The interaction between sleep and mood is fascinating, complex and supremely practical.
I have received a couple of queries and comments. Let me start with one from a physician:
“I have a question about sleep disorders. My patients seem to suffer from this even after their depression is better.”
This is an extremely interesting issue.
Every healthcare student has been taught about the sleep disturbances that may occur in association with mood disorders. The classic problems in depression are early morning wakening, difficulty in getting off to sleep and sometimes waking in the early hours. Some others will sleep for very long periods, and there has been speculation that this may be a form of hibernation behavior. People with abnormally elevated mood can often stay awake for days at a time. There is also the well-known problem of seasonal affective disorder, in which the long winter nights can cause depression. Fortunately the depression is often relieved by the use of a light box.
Many experts now consider that the disturbances of sleep are often the primary problem, which then cause depressed or elevated mood. This is actually not a new idea: one of the old fashioned treatments for depression was sleep deprivation and many of us who have worked all night have experienced the mildly manic symptoms of sleep deprivation. On early morning rounds at the hospital I commented that it was easy to tell if some of the residents had been working all night, even before they presented their reports. The giggling, high energy and disturbances in thought patterns were not at all what one sees when someone is tired.

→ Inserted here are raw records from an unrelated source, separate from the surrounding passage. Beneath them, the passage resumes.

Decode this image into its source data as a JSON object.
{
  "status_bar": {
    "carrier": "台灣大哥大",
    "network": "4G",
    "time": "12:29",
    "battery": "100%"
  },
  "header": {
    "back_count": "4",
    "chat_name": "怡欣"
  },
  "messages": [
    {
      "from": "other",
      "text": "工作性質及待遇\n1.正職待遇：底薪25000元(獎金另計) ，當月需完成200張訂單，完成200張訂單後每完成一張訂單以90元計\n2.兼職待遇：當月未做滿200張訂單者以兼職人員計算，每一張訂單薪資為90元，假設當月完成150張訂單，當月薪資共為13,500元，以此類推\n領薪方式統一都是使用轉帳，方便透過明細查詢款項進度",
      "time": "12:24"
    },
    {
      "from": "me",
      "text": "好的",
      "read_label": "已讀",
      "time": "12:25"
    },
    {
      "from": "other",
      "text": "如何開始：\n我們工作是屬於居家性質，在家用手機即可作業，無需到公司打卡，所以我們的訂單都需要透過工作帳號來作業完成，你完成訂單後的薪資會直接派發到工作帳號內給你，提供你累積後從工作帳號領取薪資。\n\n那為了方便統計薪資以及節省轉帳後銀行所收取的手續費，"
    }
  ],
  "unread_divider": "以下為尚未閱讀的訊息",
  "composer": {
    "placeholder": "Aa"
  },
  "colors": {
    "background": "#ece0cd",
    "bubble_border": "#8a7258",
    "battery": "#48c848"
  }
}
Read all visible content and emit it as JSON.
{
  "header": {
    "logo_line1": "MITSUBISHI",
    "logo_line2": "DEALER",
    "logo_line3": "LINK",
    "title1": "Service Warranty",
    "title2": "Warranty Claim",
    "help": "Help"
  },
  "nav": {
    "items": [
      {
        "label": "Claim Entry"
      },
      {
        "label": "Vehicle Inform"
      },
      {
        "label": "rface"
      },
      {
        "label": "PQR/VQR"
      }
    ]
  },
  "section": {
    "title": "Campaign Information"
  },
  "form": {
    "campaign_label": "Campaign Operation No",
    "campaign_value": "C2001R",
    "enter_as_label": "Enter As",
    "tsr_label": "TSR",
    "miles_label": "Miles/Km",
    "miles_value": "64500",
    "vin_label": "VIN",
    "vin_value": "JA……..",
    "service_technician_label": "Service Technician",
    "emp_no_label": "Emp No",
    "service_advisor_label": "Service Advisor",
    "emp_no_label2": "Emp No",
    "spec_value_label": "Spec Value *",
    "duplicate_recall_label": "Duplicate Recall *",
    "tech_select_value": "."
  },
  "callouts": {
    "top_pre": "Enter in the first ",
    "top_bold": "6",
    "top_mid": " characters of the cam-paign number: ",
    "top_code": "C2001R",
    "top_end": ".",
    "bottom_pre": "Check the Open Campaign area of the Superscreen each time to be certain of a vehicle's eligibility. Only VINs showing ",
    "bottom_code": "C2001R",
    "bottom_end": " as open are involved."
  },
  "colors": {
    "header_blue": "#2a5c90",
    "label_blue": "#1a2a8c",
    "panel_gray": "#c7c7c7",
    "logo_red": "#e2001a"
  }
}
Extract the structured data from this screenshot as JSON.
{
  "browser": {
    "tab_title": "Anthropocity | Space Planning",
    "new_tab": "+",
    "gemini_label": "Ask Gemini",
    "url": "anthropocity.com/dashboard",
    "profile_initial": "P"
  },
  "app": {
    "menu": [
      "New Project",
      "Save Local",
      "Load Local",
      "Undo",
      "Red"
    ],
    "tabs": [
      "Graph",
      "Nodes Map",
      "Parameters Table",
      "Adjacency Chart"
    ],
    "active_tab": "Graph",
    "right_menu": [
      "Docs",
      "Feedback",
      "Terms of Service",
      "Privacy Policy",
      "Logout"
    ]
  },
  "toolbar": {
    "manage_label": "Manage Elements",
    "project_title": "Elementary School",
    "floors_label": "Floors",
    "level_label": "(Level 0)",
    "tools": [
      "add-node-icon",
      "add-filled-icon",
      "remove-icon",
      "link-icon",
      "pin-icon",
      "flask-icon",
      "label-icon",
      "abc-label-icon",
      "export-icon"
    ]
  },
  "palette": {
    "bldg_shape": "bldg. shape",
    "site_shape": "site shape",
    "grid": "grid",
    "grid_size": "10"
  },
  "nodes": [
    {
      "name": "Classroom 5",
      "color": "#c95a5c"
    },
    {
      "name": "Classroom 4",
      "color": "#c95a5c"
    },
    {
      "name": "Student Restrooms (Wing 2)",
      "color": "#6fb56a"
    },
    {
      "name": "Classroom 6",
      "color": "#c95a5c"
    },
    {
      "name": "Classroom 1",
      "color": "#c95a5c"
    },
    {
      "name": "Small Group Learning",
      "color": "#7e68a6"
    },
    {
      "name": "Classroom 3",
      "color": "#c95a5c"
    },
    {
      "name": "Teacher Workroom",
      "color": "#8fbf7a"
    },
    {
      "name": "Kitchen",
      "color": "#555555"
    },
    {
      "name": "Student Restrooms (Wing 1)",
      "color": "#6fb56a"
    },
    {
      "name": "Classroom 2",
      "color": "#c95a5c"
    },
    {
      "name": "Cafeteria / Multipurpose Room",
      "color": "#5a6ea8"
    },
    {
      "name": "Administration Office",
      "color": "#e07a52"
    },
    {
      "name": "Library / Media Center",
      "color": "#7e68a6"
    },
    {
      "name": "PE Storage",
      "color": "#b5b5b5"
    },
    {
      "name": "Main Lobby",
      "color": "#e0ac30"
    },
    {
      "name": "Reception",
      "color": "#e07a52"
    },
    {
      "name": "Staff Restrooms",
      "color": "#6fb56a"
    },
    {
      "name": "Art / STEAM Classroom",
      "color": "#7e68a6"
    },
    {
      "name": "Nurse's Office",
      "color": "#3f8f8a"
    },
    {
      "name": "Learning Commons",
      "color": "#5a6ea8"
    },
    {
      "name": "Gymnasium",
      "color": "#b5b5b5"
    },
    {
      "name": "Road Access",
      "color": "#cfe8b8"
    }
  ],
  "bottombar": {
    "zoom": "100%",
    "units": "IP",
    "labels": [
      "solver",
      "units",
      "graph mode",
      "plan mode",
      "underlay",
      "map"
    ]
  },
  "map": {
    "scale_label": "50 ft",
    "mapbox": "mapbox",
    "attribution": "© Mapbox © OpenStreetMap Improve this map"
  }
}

It is not just the sleep deprivation, but also light. It is well known that people suffering with bipolar disorder are more likely to get manic episode in the spring and early summer, as the amount of ambient light increases. It is the converse of the seasonal affective disorder problem.

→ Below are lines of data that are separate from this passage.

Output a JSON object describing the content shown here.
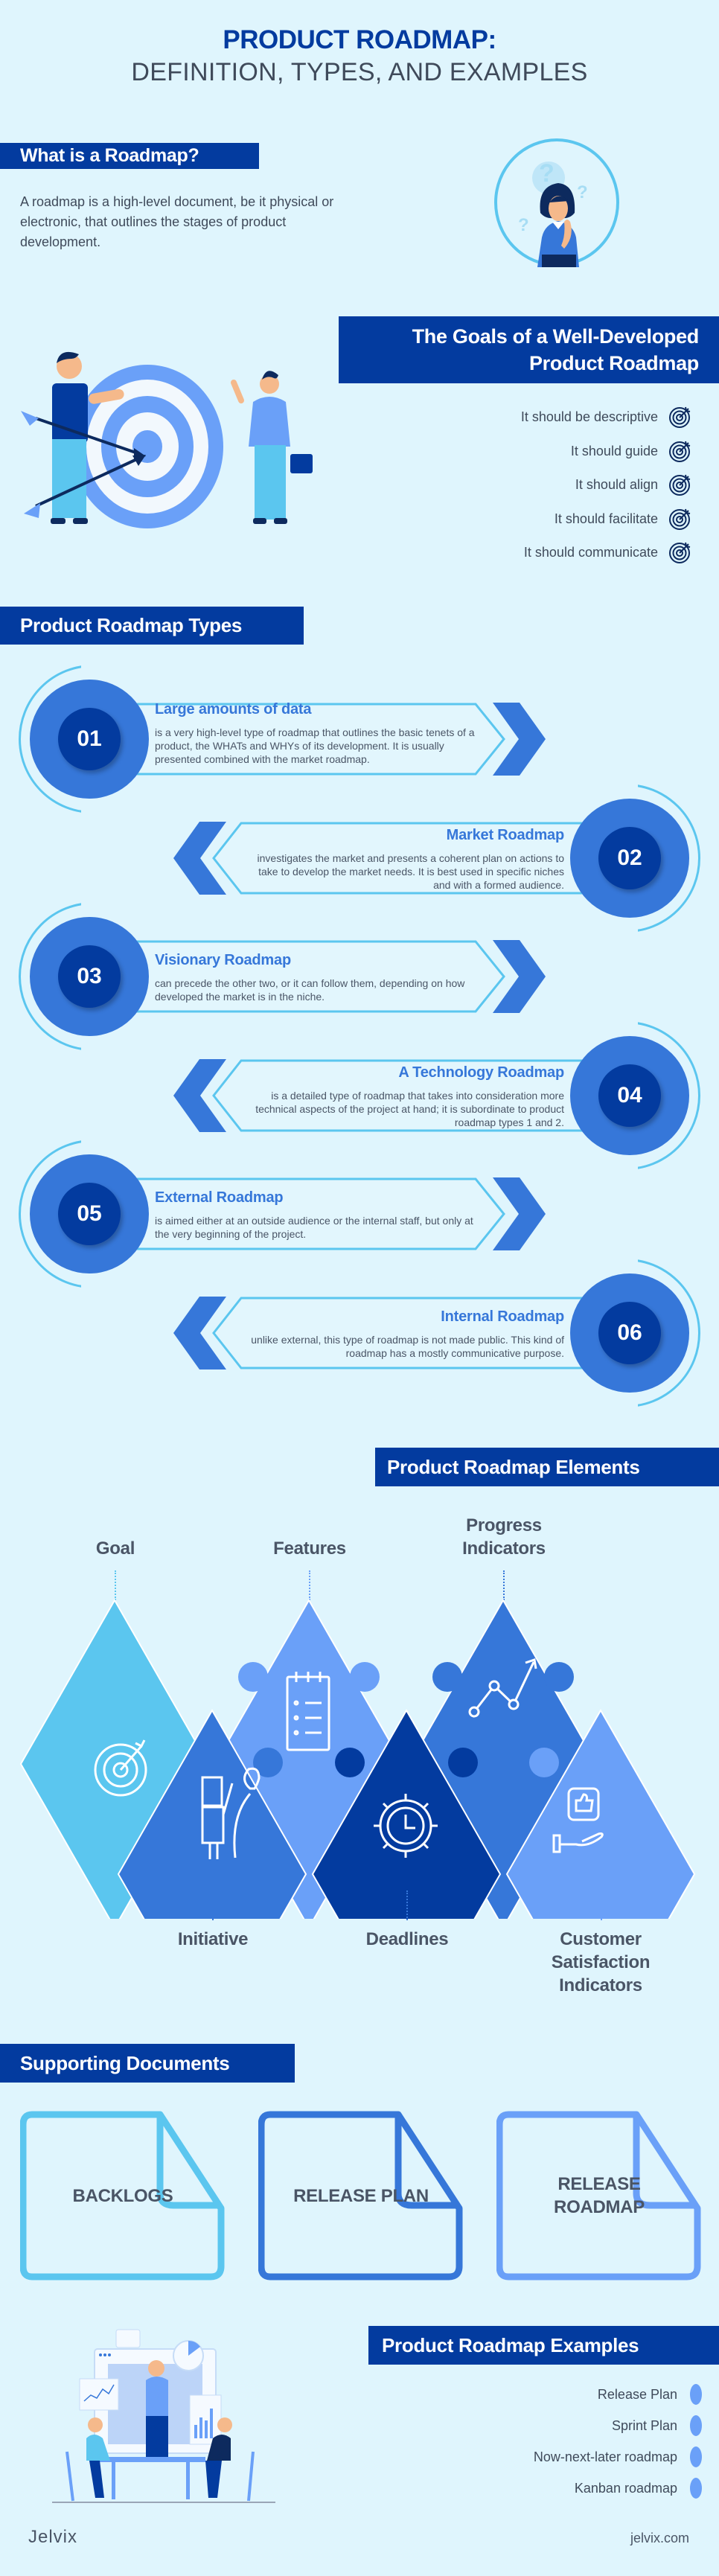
{
  "header": {
    "title_line1": "PRODUCT ROADMAP:",
    "title_line2": "DEFINITION, TYPES, AND EXAMPLES"
  },
  "colors": {
    "background": "#dff5fd",
    "navy": "#033b9f",
    "blue": "#3677d9",
    "light_blue": "#6aa0f8",
    "sky": "#5bc6ef",
    "text": "#4a5566"
  },
  "intro": {
    "heading": "What is a Roadmap?",
    "text": "A roadmap is a high-level document, be it physical or electronic, that outlines the stages of product development.",
    "illustration": "thinking-woman-illustration"
  },
  "goals": {
    "heading_line1": "The Goals of a Well-Developed",
    "heading_line2": "Product Roadmap",
    "illustration": "target-team-illustration",
    "items": [
      {
        "label": "It should be descriptive",
        "icon": "target-icon"
      },
      {
        "label": "It should guide",
        "icon": "target-icon"
      },
      {
        "label": "It should align",
        "icon": "target-icon"
      },
      {
        "label": "It should facilitate",
        "icon": "target-icon"
      },
      {
        "label": "It should communicate",
        "icon": "target-icon"
      }
    ]
  },
  "types": {
    "heading": "Product Roadmap Types",
    "items": [
      {
        "number": "01",
        "title": "Large amounts of data",
        "description": "is a very high-level type of roadmap that outlines the basic tenets of a product, the WHATs and WHYs of its development. It is usually presented combined with the market roadmap.",
        "side": "left"
      },
      {
        "number": "02",
        "title": "Market Roadmap",
        "description": "investigates the market and presents a coherent plan on actions to take to develop the market needs. It is best used in specific niches and with a formed audience.",
        "side": "right"
      },
      {
        "number": "03",
        "title": "Visionary Roadmap",
        "description": "can precede the other two, or it can follow them, depending on how developed the market is in the niche.",
        "side": "left"
      },
      {
        "number": "04",
        "title": "A Technology Roadmap",
        "description": "is a detailed type of roadmap that takes into consideration more technical aspects of the project at hand; it is subordinate to product roadmap types 1 and 2.",
        "side": "right"
      },
      {
        "number": "05",
        "title": "External Roadmap",
        "description": "is aimed either at an outside audience or the internal staff, but only at the very beginning of the project.",
        "side": "left"
      },
      {
        "number": "06",
        "title": "Internal Roadmap",
        "description": "unlike external, this type of roadmap is not made public. This kind of roadmap has a mostly communicative purpose.",
        "side": "right"
      }
    ]
  },
  "elements": {
    "heading": "Product Roadmap Elements",
    "top": [
      {
        "label": "Goal",
        "icon": "target-arrow-icon"
      },
      {
        "label": "Features",
        "icon": "checklist-icon"
      },
      {
        "label": "Progress Indicators",
        "icon": "trend-chart-icon"
      }
    ],
    "bottom": [
      {
        "label": "Initiative",
        "icon": "idea-person-icon"
      },
      {
        "label": "Deadlines",
        "icon": "gear-clock-icon"
      },
      {
        "label": "Customer Satisfaction Indicators",
        "icon": "thumbs-up-hand-icon"
      }
    ]
  },
  "supporting": {
    "heading": "Supporting Documents",
    "docs": [
      {
        "label": "BACKLOGS",
        "color": "#5bc6ef"
      },
      {
        "label": "RELEASE PLAN",
        "color": "#3677d9"
      },
      {
        "label": "RELEASE ROADMAP",
        "color": "#6aa0f8"
      }
    ]
  },
  "examples": {
    "heading": "Product Roadmap Examples",
    "illustration": "team-meeting-illustration",
    "items": [
      {
        "label": "Release Plan"
      },
      {
        "label": "Sprint Plan"
      },
      {
        "label": "Now-next-later roadmap"
      },
      {
        "label": "Kanban roadmap"
      }
    ]
  },
  "footer": {
    "brand": "Jelvix",
    "url": "jelvix.com"
  }
}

So what often happens is that antidepressant medications do indeed help with the depressed mood, but the underlying sleep problem takes much longer to correct itself. This is also one of the reasons why people who have seen their mood improve on treatment still have cognitive problems that can go on for months after the mood symptoms have been corrected. It is probably a combination of sleep deprivation and also the impact of corticosteroids that can rise in some sufferers causing transient damage to some key regions of the brain.
It would be nice if we could modulate people’s sleep/wake cycles and thereby treat the mood problems directly, but at the moment, despite the enormous advances in pharmacological treatments of sleep problems, we are still not able to do that reliably.